"As ever, Hall is in colorful command of his South Florida setting… Compared to other mystery writers, he plays things refreshingly low key, but he's always in control, thriving on the setup as much as the payoff …with its nicely observed characters and lively dialogue—and terrific sex scenes—it keeps readers turning the pages." —Kirkus
“Hall is one of those rare thriller writers who can build character as he ratchets tension, who can do no-holds-barred action scenes with panache and, in the midst of bedlam, never lose sight of nuance. All those skills are on display here, as Hall assembles a full-bodied supporting cast whose stories hold our interest as much as Thorn’s attempt to save his son without helping to bring about a South Florida version of Chernobyl. A fine thriller on every level.” —Booklist on Going Dark

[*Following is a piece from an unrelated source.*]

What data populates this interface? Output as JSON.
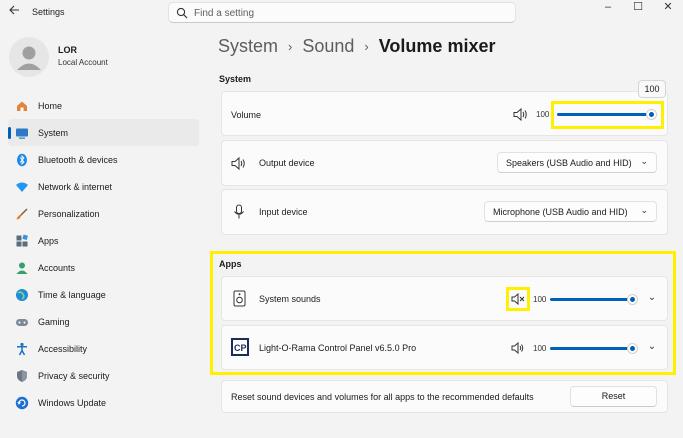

“Superlative….Hall steadily ratchets the suspense while seamlessly combining elements of Florida's natural history with elements of the state's early development and overdevelopment.” —Publishers Weekly (starred) on Silencer
“A damn good mystery.” —Booklist on Dead Last

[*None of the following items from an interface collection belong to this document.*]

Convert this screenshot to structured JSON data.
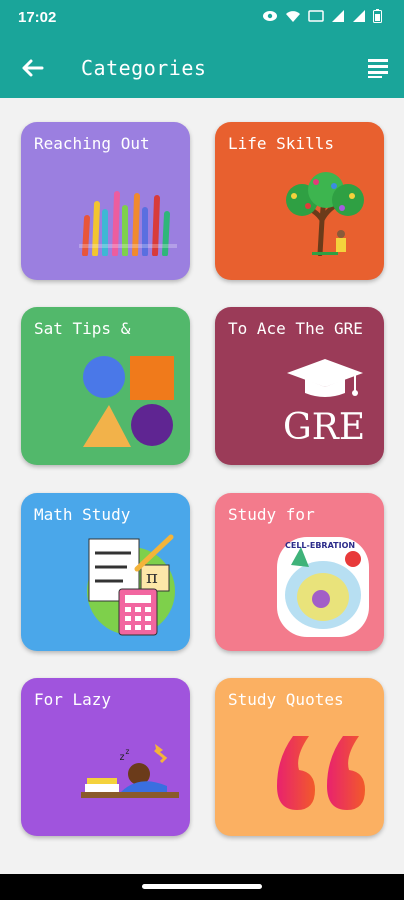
{
  "status": {
    "time": "17:02"
  },
  "header": {
    "title": "Categories",
    "back_icon": "arrow-left-icon",
    "menu_icon": "list-menu-icon"
  },
  "colors": {
    "appbar": "#1aa59a",
    "background": "#f2f2f2"
  },
  "categories": [
    {
      "label": "Reaching Out",
      "color": "#9b7fe0",
      "icon": "raised-hands-icon"
    },
    {
      "label": "Life Skills",
      "color": "#e8602f",
      "icon": "tree-icon"
    },
    {
      "label": "Sat Tips &",
      "color": "#52b86b",
      "icon": "shapes-icon"
    },
    {
      "label": "To Ace The GRE",
      "color": "#9b3b58",
      "icon": "graduation-cap-icon",
      "art_text": "GRE"
    },
    {
      "label": "Math Study",
      "color": "#4aa7ea",
      "icon": "math-tools-icon",
      "art_text": "π"
    },
    {
      "label": "Study for",
      "color": "#f37b8c",
      "icon": "cell-sticker-icon",
      "art_text": "CELL-EBRATION"
    },
    {
      "label": "For Lazy",
      "color": "#a054dd",
      "icon": "sleeping-student-icon"
    },
    {
      "label": "Study Quotes",
      "color": "#fbb062",
      "icon": "quote-marks-icon"
    }
  ]
}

“Hall's ability to evoke the deep, primeval essence of the Bay and Glades—the water, air, wildlife, feral excitement—are unmatched, and the life and death struggle that ensues is heightened and set apart by a heavy ambivalence…With his unerring sense of place, and a frighteningly sure grasp of the dark side, nobody cooks it up like Hall.” —Miami Herald